The European Union’s next 7-year bud-
get, now being negotiated, could determine
whether the mission reaches its full poten-
tial. ESA is only responsible for the first Sen-
tinel of each type, with the EU paying for the
backups. And as the user of the data, the EU
will also finance a network of ground sen-
sors to calibrate the satellite carbon mea-
surements as well as data-processing and
modeling efforts. “The satellites are a core
component,” Buchwitz says. But there is
also “much, much more.”
If Europe sustains its carbon-monitoring
efforts, they will be a boon to scientists as
well as policymakers, O’Dell says. The high-
resolution Sentinel readings will help sci-
entists tune their models of how CO 2 flows
around the atmosphere. And the missions
could also attract more scientists to what
remains a small field, he adds. “It will bring
more brain power.” j

With additional reporting by Paul Voosen.

Beset by neural tube defects,

Ethiopia may fortify salt

Government wants evidence of effectiveness before

adding folic acid to ubiquitous dietary staple
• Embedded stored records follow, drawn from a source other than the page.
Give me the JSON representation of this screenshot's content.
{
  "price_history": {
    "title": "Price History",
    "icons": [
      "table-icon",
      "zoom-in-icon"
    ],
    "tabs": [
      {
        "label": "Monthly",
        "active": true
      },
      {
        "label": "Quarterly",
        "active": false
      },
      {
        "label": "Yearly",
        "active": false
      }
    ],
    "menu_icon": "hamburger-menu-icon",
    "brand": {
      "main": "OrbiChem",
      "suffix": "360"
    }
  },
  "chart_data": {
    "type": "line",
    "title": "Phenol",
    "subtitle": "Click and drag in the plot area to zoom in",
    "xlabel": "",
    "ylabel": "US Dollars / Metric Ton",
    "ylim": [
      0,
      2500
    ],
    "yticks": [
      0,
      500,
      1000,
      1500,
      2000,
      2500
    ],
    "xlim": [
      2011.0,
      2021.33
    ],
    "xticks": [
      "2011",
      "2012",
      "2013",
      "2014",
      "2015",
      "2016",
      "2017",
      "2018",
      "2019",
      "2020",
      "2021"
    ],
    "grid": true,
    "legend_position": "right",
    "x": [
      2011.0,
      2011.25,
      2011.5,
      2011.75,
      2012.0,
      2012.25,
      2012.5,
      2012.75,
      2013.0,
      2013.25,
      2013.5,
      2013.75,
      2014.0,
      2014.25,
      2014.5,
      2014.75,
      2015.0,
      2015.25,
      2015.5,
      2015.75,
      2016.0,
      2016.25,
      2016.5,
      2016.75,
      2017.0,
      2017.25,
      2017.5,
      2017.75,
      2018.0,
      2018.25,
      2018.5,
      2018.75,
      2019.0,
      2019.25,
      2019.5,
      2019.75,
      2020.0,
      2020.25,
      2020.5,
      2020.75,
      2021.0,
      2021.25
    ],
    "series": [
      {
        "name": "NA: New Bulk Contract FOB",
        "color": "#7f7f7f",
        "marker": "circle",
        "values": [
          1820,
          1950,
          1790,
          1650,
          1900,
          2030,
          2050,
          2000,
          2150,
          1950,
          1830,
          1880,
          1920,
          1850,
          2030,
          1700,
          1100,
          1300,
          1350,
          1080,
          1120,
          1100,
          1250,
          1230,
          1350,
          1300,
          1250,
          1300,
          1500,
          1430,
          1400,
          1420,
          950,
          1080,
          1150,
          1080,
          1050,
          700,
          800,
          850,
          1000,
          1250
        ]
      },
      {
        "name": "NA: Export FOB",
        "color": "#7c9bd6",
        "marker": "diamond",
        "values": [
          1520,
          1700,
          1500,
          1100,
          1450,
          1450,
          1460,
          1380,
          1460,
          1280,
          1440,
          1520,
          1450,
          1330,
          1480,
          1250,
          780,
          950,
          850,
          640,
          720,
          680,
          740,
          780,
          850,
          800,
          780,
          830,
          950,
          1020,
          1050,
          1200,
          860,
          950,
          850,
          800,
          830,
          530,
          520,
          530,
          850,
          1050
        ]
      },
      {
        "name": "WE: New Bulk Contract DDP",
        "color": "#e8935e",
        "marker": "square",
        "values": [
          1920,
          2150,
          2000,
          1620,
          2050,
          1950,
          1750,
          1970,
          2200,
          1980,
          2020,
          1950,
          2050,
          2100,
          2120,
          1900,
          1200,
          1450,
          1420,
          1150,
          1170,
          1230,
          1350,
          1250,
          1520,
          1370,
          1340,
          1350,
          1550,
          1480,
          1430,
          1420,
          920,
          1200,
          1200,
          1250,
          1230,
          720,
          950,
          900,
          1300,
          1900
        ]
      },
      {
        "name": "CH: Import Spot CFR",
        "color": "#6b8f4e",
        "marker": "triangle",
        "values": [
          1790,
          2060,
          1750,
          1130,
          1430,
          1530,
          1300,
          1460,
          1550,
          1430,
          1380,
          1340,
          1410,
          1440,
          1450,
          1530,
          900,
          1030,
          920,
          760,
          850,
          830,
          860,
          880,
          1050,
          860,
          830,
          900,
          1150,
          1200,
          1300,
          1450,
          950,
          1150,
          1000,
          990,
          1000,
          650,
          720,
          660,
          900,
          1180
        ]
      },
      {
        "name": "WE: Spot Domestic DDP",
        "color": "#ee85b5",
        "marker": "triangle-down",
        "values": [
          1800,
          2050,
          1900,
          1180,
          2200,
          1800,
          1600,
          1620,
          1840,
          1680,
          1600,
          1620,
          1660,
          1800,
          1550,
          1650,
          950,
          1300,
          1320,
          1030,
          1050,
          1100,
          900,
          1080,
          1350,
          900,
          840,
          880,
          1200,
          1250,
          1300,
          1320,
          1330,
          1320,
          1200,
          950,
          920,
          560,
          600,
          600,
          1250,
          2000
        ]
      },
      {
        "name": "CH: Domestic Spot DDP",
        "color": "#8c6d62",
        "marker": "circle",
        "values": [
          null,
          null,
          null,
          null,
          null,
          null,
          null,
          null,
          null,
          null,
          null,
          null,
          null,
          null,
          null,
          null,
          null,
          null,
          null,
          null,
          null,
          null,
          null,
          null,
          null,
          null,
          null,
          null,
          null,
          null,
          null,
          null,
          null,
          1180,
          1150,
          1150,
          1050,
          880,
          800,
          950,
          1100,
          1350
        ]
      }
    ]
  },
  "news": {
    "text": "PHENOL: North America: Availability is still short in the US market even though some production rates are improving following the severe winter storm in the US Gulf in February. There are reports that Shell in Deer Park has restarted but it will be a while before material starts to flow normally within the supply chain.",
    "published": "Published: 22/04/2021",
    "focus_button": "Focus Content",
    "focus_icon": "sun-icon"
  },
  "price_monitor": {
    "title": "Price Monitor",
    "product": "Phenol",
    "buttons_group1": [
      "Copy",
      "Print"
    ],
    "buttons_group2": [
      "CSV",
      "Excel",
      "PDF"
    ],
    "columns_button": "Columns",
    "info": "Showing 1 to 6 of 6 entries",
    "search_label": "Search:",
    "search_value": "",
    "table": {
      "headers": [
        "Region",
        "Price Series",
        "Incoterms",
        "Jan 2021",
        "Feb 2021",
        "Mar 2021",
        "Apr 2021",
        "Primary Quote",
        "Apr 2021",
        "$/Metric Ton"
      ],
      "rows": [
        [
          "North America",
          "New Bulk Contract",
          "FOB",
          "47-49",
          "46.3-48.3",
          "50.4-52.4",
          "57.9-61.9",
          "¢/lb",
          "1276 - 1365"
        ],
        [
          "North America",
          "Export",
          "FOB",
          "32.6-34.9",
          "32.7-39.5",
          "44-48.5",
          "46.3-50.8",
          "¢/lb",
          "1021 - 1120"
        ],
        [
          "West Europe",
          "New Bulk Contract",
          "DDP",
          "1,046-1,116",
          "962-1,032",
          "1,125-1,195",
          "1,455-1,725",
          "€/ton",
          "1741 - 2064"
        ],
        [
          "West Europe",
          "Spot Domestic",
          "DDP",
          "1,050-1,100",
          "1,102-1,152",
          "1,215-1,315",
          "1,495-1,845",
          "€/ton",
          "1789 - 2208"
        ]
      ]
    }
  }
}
ony Magana, chief of neurosurgery at
Mekelle University School of Medi-
cine in Ethiopia’s Tigray province, is
constantly reminded of his country’s
high prevalence of neural tube defects
(NTDs). His team operates on more than
400 babies annually to repair these severe, of-
ten lethal birth malformations, in which ba-
bies can be born without brains or with their
spinal cords protruding from their backs.
“Probably every other day we see a child that
is so bad we can’t help them,” Magana says.
Last month, a team of nutrition experts
converged in Addis Ababa to lay ground-
work for an unproven but possibly highly
effective intervention: fortifying Ethiopia’s
salt supply with folic acid, a synthetic form
of the B vitamin folate. In the first 4 weeks
of pregnancy, folate is essential to proper
closure of the neural tube, which gives rise
to the brain and spinal cord, and since the
mid-1990s, more than 80 countries have
mandated flour fortification with folic acid.
Ethiopia, where fewer than one-third of
people eat flour, is not among them.
Last year, studies that surveyed births at
11 hospitals there shook the global health
community. The studies—one co-authored
by Magana—found that among every
10,000 births, between 126 and 131 babies
had NTDs. That’s seven times their global
prevalence and 26 times that of some high-

income, flour-fortifying countries. Accord-
ing to Ethiopian government data, 84% of
Ethiopian women of reproductive age have
folate levels in their red blood cells low
enough to put them at risk of having a child
with an NTD.
“These numbers from Ethiopia are some
of the worst anywhere and ever,” says
Marinus Koning, a retired surgeon who is
founder of the ReachAnother Foundation, a
charity based in Bend, Oregon, that has sup-
ported the training of dozens of Ethiopian
neurosurgeons. “Something needs to be done
about it.”
At the invitation of the Ethiopian Minis-
try of Health, Koning and scientists from the
United States, Canada, and the Netherlands
began to work with experts at the Ethiopian
Public Health Institute (EPHI) in Addis
Ababa to develop a plan to address NTDs.
The result was an issue brief released by
EPHI in May that recommended the gov-
ernment consider salt fortification.
The prospect is winning praise from af-
fected families. “We need prevention more
than any intervention,” says Beza Haile,
founder of the Addis Ababa–based advocacy
group HOPE-Spina Bifida and Hydrocepha-
lus. Haile’s 4-year-old son, Hezkiel, who has
an NTD, can’t talk, walk, sit, or eat, except
foods that are the consistency of soft porridge.
A method of fortifying salt—spraying it
with buffered folic acid solution—had al-
ready been developed by chemical engineer

By Meredith Wadman


Babies recover from surgery for spina bifida, a malformation of the spine and spinal cord, in Hawassa, Ethiopia.

Published by AAAS

on December 12, 2019^

Downloaded from
Free download pdf